TALLAHASSEE, Fla. (June 29, 2021)— As the Florida Chamber Foundation works to achieve the goals outlined in its Florida 2030 Blueprint and grow from the 17th to the 10th largest economy in the world by 2030, Florida’s workforce needs to continue evolving to meet the needs of the future of Florida and its job creators. To help Florida job creators, educators, lawmakers, job seekers, students and residents forge a path forward to creating the workforce of the future, the Florida Chamber Foundation has unveiled the Florida Workforce Needs Study – a first-of-its-kind state analysis addressing skills gaps and opportunities that exist in the Florida workplace. The results provide a comprehensive look at the skills Floridians need to possess in order to have upward or even lateral mobility in over-skilled occupations, and potentially transition to in-demand occupations that have more demand than supply and higher wages.
“Florida’s workforce is facing a crisis. Although Florida remained open for business throughout the pandemic, Florida currently has 512,900 open jobs looking for people to fill them and only 503,000 people actively looking for work,” said Florida Chamber of Commerce President and CEO Mark Wilson. “Addressing the current workforce crisis by reimagining the existing workforce and preparing a strong future workforce by providing a roadmap for building, upskilling and reskilling Florida’s talent pipeline is essential to help us grow to a top 10 global economy.”
Florida employers need to create approximately 2 million new jobs by 2030, and by focusing on the current and future job skills, Florida can have another economic development advantage.

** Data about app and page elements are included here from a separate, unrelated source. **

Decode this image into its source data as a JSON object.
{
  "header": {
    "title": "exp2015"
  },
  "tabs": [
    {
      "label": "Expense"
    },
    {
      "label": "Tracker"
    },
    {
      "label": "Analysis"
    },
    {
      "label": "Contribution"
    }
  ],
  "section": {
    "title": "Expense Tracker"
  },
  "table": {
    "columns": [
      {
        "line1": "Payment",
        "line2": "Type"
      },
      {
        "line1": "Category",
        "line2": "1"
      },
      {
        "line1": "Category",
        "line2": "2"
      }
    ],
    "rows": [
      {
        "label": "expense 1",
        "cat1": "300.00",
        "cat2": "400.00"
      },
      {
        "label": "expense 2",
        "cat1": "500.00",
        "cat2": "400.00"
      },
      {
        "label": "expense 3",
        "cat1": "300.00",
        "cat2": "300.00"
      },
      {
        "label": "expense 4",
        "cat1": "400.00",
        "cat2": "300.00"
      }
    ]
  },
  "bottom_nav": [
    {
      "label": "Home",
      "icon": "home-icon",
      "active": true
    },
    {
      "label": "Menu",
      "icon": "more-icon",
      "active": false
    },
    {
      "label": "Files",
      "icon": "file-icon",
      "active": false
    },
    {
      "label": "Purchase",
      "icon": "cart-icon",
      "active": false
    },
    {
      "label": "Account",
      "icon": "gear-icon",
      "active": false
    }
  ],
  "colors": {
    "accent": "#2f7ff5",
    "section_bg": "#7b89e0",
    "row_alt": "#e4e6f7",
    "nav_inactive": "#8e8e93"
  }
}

Florida has set a goal to have America’s #1 workforce. The Florida Chamber Foundation’s Florida Workforce Needs Study identifies four of the in-demand career areas, the skills by employers, and the transition opportunities that will align Florida’s workforce supply with employer demand. Key Florida Workforce Needs Study findings include:
- Four of the career areas that are expected to be undersupplied with talent include Healthcare, Business/Finance, IT/Math, and Architecture/Engineering. Those career areas offer many of the highest wages to Florida workers.
- The volume of undersupply gaps between employer demand and workforce supply are large enough to have a dramatic effect on Florida employment.
- Many pathways exist from oversupplied, lower-wage career areas to undersupplied high-wage career areas.
“Florida’s current and future workforce has the opportunity to obtain the skills needed to join top career areas that are on a growth trajectory and provide high wages,” said Florida Chamber Foundation Chief Economist Dr. Jerry Parrish. “Results shows many Florida careers are oversupplied while many others are undersupplied, and workers in those oversupplied areas may need only one or a few additional skills to transition to undersupplied career areas with high wages—something especially important to know for adult workers.”
“It is our hope the Florida business community and education system will collaboratively leverage the Florida Workforce Needs Study to align education and training curriculum to career opportunities and industry needs as much as possible to give Florida’s current and future talent, and job creators alike, the best opportunity to succeed,” added Wilson.
The Florida Chamber Foundation thanks its local chamber federation and key industry trade association partners for engaging over 1,100 Florida employers in its research.
To view results of the Florida Chamber Foundation’s Florida Workforce Needs Study, visit www.FLChamber.com/FloridaWorkforceNeedsStudy.
About the Florida Chamber Foundation
The Florida Chamber Foundation is a statewide, business-led, non-partisan research and future-oriented leadership group working in partnership with regional and state leaders to secure Florida’s future. To ensure global competitiveness, prosperity, high paying jobs and vibrant and resilient communities for all Floridians, the Florida Chamber Foundation places the long-term ahead of the short term by uniting the Florida business community for good to develop strategies around six key factors, the Florida 2030 Blueprint Six Pillars of Florida’s Future Economy: improving Florida’s talent pipeline for a better workforce, creating good jobs by diversifying Florida’s economy, preparing Florida’s infrastructure for smart growth and development, building the perfect climate for business, making government and civics more efficient and effective, and championing Florida’s quality of life.
The Florida Chamber Foundation is a 501(c)(3) charitable organization. Contributions are deductible as charitable gifts for federal income tax. To learn more about the Florida Chamber Foundation, visit www.FLFoundation.org.